How do you create high-performing businesses and organizations? Scientist, author, and popular speaker Paul Zak provided one compelling answer at a recent talk at the University of Redlands: build trust within your team.
“Organizations are always looking for leverage,” said Zak, who spoke as part of a series sponsored by the Banta Center for Business, Ethics, and Society at U of R’s School of Business. “We find that leverage in many places … My focus in life has been how we gain leverage by organizing human beings.”
In high-trust cultures, people devote less time to monitoring others and are more likely to deliver on their promises, according to Zak. In fact, countries with high levels of trust are more likely to have high living standards, as a baseline of trust is important for a well-functioning economy.
Zak’s research has examined trust in “free roaming humans”—from mainstream corporate America to remote areas of Papua New Guinea. One way he has explored this question is through blood draws to measure levels of the neurotransmitter oxytocin.

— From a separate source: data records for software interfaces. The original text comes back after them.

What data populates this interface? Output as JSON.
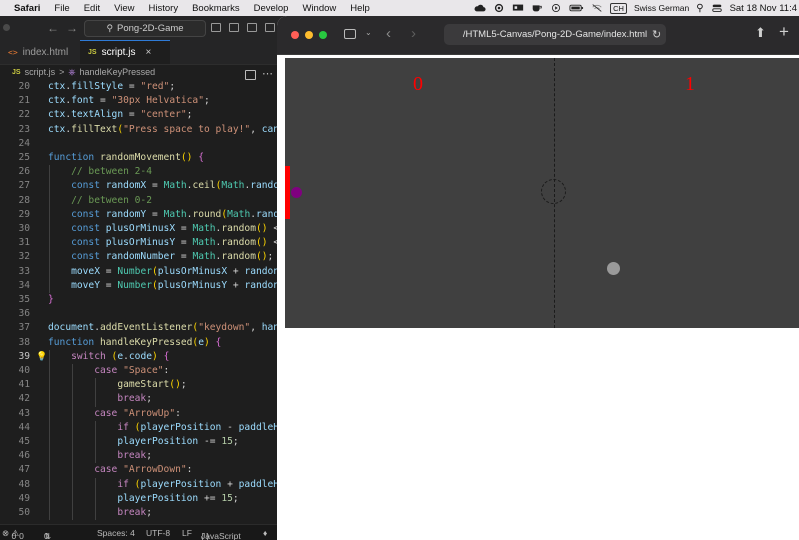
{
  "menubar": {
    "app_name": "Safari",
    "items": [
      "File",
      "Edit",
      "View",
      "History",
      "Bookmarks",
      "Develop",
      "Window",
      "Help"
    ],
    "input_source_badge": "CH",
    "input_source_label": "Swiss German",
    "clock": "Sat 18 Nov  11:4",
    "status_icons": [
      "cloud-icon",
      "creative-cloud-icon",
      "monitor-icon",
      "coffee-cup-icon",
      "play-circle-icon",
      "battery-icon",
      "wifi-off-icon",
      "search-icon",
      "control-center-icon"
    ]
  },
  "vscode": {
    "search_text": "Pong-2D-Game",
    "tabs": [
      {
        "icon": "<>",
        "label": "index.html"
      },
      {
        "icon": "JS",
        "label": "script.js",
        "close": "×"
      }
    ],
    "breadcrumb": {
      "icon": "JS",
      "file": "script.js",
      "separator": ">",
      "symbol": "handleKeyPressed"
    },
    "current_line": "39",
    "lines": [
      {
        "n": "20",
        "text": "ctx.fillStyle = \"red\";"
      },
      {
        "n": "21",
        "text": "ctx.font = \"30px Helvatica\";"
      },
      {
        "n": "22",
        "text": "ctx.textAlign = \"center\";"
      },
      {
        "n": "23",
        "text": "ctx.fillText(\"Press space to play!\", can"
      },
      {
        "n": "24",
        "text": ""
      },
      {
        "n": "25",
        "text": "function randomMovement() {"
      },
      {
        "n": "26",
        "text": "    // between 2-4"
      },
      {
        "n": "27",
        "text": "    const randomX = Math.ceil(Math.rando"
      },
      {
        "n": "28",
        "text": "    // between 0-2"
      },
      {
        "n": "29",
        "text": "    const randomY = Math.round(Math.rand"
      },
      {
        "n": "30",
        "text": "    const plusOrMinusX = Math.random() <"
      },
      {
        "n": "31",
        "text": "    const plusOrMinusY = Math.random() <"
      },
      {
        "n": "32",
        "text": "    const randomNumber = Math.random();"
      },
      {
        "n": "33",
        "text": "    moveX = Number(plusOrMinusX + randon"
      },
      {
        "n": "34",
        "text": "    moveY = Number(plusOrMinusY + randon"
      },
      {
        "n": "35",
        "text": "}"
      },
      {
        "n": "36",
        "text": ""
      },
      {
        "n": "37",
        "text": "document.addEventListener(\"keydown\", han"
      },
      {
        "n": "38",
        "text": "function handleKeyPressed(e) {"
      },
      {
        "n": "39",
        "text": "    switch (e.code) {"
      },
      {
        "n": "40",
        "text": "        case \"Space\":"
      },
      {
        "n": "41",
        "text": "            gameStart();"
      },
      {
        "n": "42",
        "text": "            break;"
      },
      {
        "n": "43",
        "text": "        case \"ArrowUp\":"
      },
      {
        "n": "44",
        "text": "            if (playerPosition - paddleH"
      },
      {
        "n": "45",
        "text": "            playerPosition -= 15;"
      },
      {
        "n": "46",
        "text": "            break;"
      },
      {
        "n": "47",
        "text": "        case \"ArrowDown\":"
      },
      {
        "n": "48",
        "text": "            if (playerPosition + paddleH"
      },
      {
        "n": "49",
        "text": "            playerPosition += 15;"
      },
      {
        "n": "50",
        "text": "            break;"
      }
    ],
    "status": {
      "errors": "0",
      "warnings": "0",
      "ports": "0",
      "spaces": "Spaces: 4",
      "encoding": "UTF-8",
      "eol": "LF",
      "language": "JavaScript"
    }
  },
  "safari": {
    "url": "/HTML5-Canvas/Pong-2D-Game/index.html",
    "traffic_colors": [
      "#ff5f57",
      "#febc2e",
      "#28c840"
    ]
  },
  "game": {
    "score_left": "0",
    "score_right": "1",
    "colors": {
      "background": "#404040",
      "paddle": "#ff0000",
      "score": "#ff0000",
      "ball_left": "#800080",
      "ball_right": "#9a9a9a"
    }
  }
}
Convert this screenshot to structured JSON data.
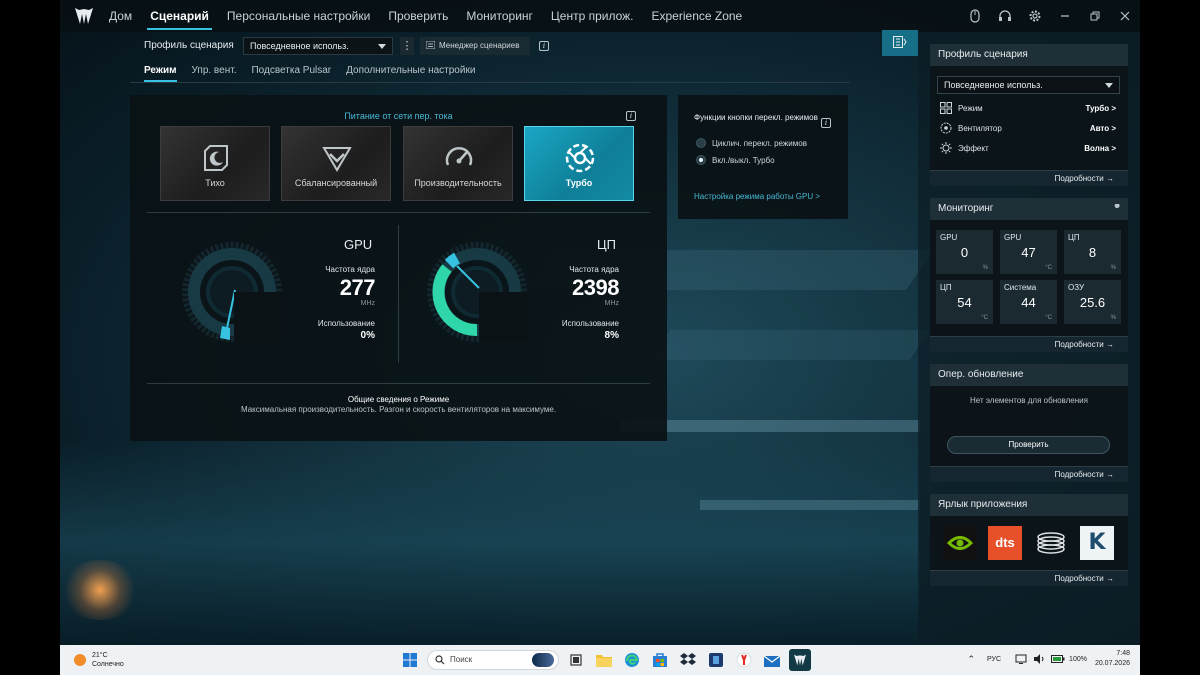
{
  "nav": {
    "items": [
      "Дом",
      "Сценарий",
      "Персональные настройки",
      "Проверить",
      "Мониторинг",
      "Центр прилож.",
      "Experience Zone"
    ],
    "active": 1
  },
  "window_icons": [
    "mouse-icon",
    "headset-icon",
    "settings-gear-icon",
    "minimize-icon",
    "restore-icon",
    "close-icon"
  ],
  "profile": {
    "label": "Профиль сценария",
    "value": "Повседневное использ.",
    "manager_label": "Менеджер сценариев"
  },
  "subtabs": {
    "items": [
      "Режим",
      "Упр. вент.",
      "Подсветка Pulsar",
      "Дополнительные настройки"
    ],
    "active": 0
  },
  "power": {
    "title": "Питание от сети пер. тока",
    "modes": [
      "Тихо",
      "Сбалансированный",
      "Производительность",
      "Турбо"
    ],
    "active": 3
  },
  "gpu_gauge": {
    "title": "GPU",
    "freq_label": "Частота ядра",
    "freq": "277",
    "unit": "MHz",
    "usage_label": "Использование",
    "usage": "0%"
  },
  "cpu_gauge": {
    "title": "ЦП",
    "freq_label": "Частота ядра",
    "freq": "2398",
    "unit": "MHz",
    "usage_label": "Использование",
    "usage": "8%"
  },
  "summary": {
    "title": "Общие сведения о Режиме",
    "text": "Максимальная производительность. Разгон и скорость вентиляторов на максимуме."
  },
  "functions": {
    "title": "Функции кнопки перекл. режимов",
    "options": [
      "Циклич. перекл. режимов",
      "Вкл./выкл. Турбо"
    ],
    "selected": 1,
    "link": "Настройка режима работы GPU >"
  },
  "sidebar": {
    "profile_card": {
      "title": "Профиль сценария",
      "dropdown": "Повседневное использ.",
      "rows": [
        {
          "label": "Режим",
          "value": "Турбо >",
          "icon": "mode-grid-icon"
        },
        {
          "label": "Вентилятор",
          "value": "Авто >",
          "icon": "fan-icon"
        },
        {
          "label": "Эффект",
          "value": "Волна >",
          "icon": "effect-sun-icon"
        }
      ],
      "footer": "Подробности →"
    },
    "monitoring_card": {
      "title": "Мониторинг",
      "cells": [
        {
          "label": "GPU",
          "value": "0",
          "unit": "%"
        },
        {
          "label": "GPU",
          "value": "47",
          "unit": "°C"
        },
        {
          "label": "ЦП",
          "value": "8",
          "unit": "%"
        },
        {
          "label": "ЦП",
          "value": "54",
          "unit": "°C"
        },
        {
          "label": "Система",
          "value": "44",
          "unit": "°C"
        },
        {
          "label": "ОЗУ",
          "value": "25.6",
          "unit": "%"
        }
      ],
      "footer": "Подробности →"
    },
    "update_card": {
      "title": "Опер. обновление",
      "empty_text": "Нет элементов для обновления",
      "button": "Проверить",
      "footer": "Подробности →"
    },
    "shortcut_card": {
      "title": "Ярлык приложения",
      "apps": [
        "nvidia-icon",
        "dts-icon",
        "disc-stack-icon",
        "k-app-icon"
      ],
      "dts_text": "dts",
      "k_text": "K",
      "footer": "Подробности →"
    }
  },
  "taskbar": {
    "temp": "21°C",
    "weather": "Солнечно",
    "search": "Поиск",
    "lang": "РУС",
    "battery": "100%",
    "time": "7:48",
    "date": "20.07.2026"
  },
  "colors": {
    "accent": "#36c2e0",
    "turbo": "#1aa6c4",
    "gauge_cpu": "#2fd7a8"
  }
}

“In animals, it turns out this chemical called oxytocin signals another individual is safe,” he said. “[In humans,] oxytocin increases your sense of empathy … [making you] a more effective social creature. Across all the mammals, humans are extraordinary in the number of oxytocin receptors they have, which essentially makes it feel good to do good.”
Zak and his team found oxytocin rises under certain circumstances—for example, engaging in group activities such as dancing—and falls during others: “One thing we know from laboratory studies that inhibits the release of oxytocin is high levels of stress.”
As companies began to turn to Zak for advice on how to improve performance, a prescription for high-functioning teams emerged. Zak represents his recommendations with a mnemonic of his favorite chemical, noting, “If you take these eight factors influenced by leaders, they explain 100 percent of the variation in organizational trust.”
The factors are:
- Ovation. Recognize excellence—especially in unexpected, tangible, and public ways—Zak advised. But don’t wait too long; anything more than a week is “ancient history” to the brain.
- EXpectation. Set high goals. “It turns out that we like doing hard stuff if we have a trusted group of people around us and we have a safety net,” he said.
- Yield. Take advantage of the talent around you. Delegate generously and allow people to choose how to execute projects. “If I am a leader, if I am a supervisor, my job is to create the environment for other people to be successful,” Zak said. “It’s not about me looking good.”
- Transfer. Enable job-crafting. Some of Zak’s tips in this area include having colleagues bid to do projects (rather than assigning them); rotating project leads so junior team members have the opportunity to take on leadership roles; and embracing flex time. “If I am in a high-trust environment, there’s no need to clock in and clock out,” Zak said.
- Openness. Transparency and good communication contribute to openness, as does explaining why things are done the way they are.
- Caring. Workplace friendships are a boon for employee retention. “Our brains are built to build relationships,” he said. “It is inevitable.”
- Invest. In annual reviews, Zak suggested asking employees where they want to be in terms of professional, personal, and spiritual growth. “This is the long game,” he said, noting he wants those who work for him to have fulfilled lives.
- Natural. He noted, “It turns out that people who are too perfect, too beautiful, you kind of hate. From a leadership perspective, I want to connect to people … How do I do that? I let my emotions show. And the easy way to do that is to be vulnerable.” Zak also suggested harnessing the diverse talent on your team, rather than trying to be an expert in everything yourself.
To watch the whole talk, see the video below. (Credit: Jackson Miller Films)
To learn more about Zak and his work, check out his new book Trust Factor: The Science of Creating High-Performance Companies (January 2017) and his faculty page at Claremont Graduate University, where he is a professor and director of the Center for Neuroeconomics Studies.
More information is also available about the University of Redlands School of Business, which equips students with the 21st century business skills needed to compete in today’s global landscape.